### WHAT THIS TASK INVOLVES
Using the data that follows, give the number of lines in which the word "personas" occurs. Write only the number.

### MATERIAL SUPPLIED
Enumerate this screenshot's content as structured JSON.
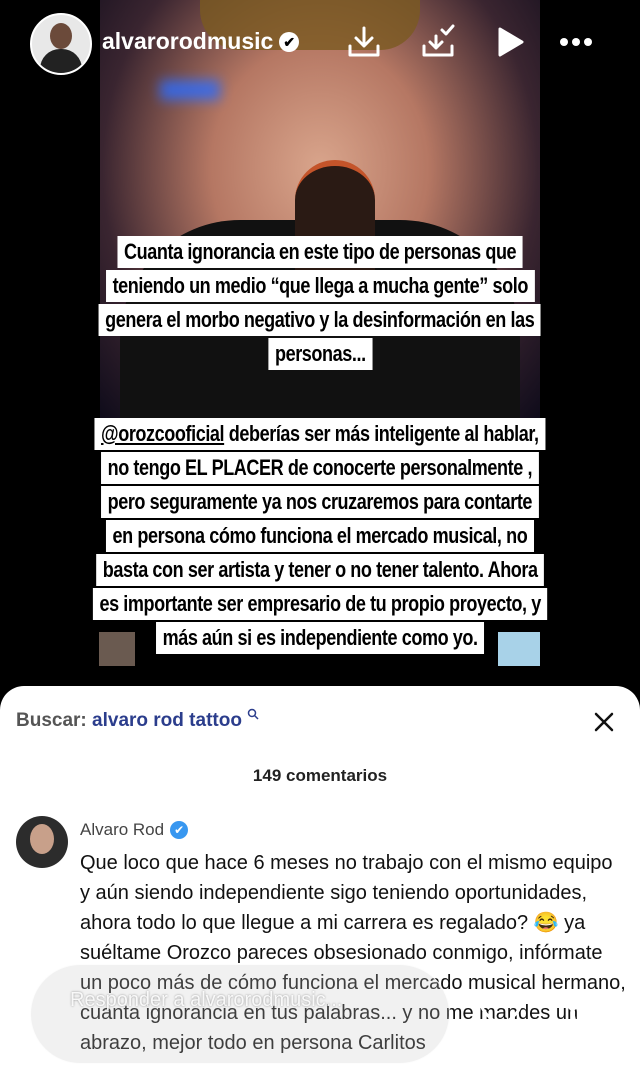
{
  "header": {
    "username": "alvarorodmusic",
    "verified_mark": "✔",
    "icons": [
      "download-icon",
      "download-check-icon",
      "play-icon",
      "more-icon"
    ]
  },
  "story_text": {
    "paragraph1": [
      "Cuanta ignorancia en este tipo de personas que",
      "teniendo un medio “que llega a mucha gente” solo",
      "genera el morbo negativo y la desinformación en las",
      "personas..."
    ],
    "paragraph2_mention": "@orozcooficial",
    "paragraph2_first_rest": " deberías ser más inteligente al hablar,",
    "paragraph2": [
      "no tengo EL PLACER de conocerte  personalmente ,",
      "pero seguramente ya nos cruzaremos para contarte",
      "en persona cómo funciona el mercado musical, no",
      "basta con ser artista y tener o no tener talento. Ahora",
      "es importante ser empresario de tu propio proyecto, y",
      "más aún si es independiente como yo."
    ]
  },
  "comments_sheet": {
    "search_label": "Buscar:",
    "search_query": "alvaro rod tattoo",
    "count": "149 comentarios",
    "comment": {
      "author": "Alvaro Rod",
      "text": "Que loco que hace 6 meses no trabajo con el mismo equipo y aún siendo independiente sigo teniendo oportunidades, ahora todo lo que llegue a mi carrera es regalado? 😂 ya suéltame Orozco pareces obsesionado conmigo, infórmate un poco más de cómo funciona el mercado musical hermano, cuanta ignorancia en tus palabras... y no me mandes un abrazo, mejor todo en persona Carlitos"
    }
  },
  "reply_bar": {
    "placeholder": "Responder a alvarorodmusic..."
  }
}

### REPLY
2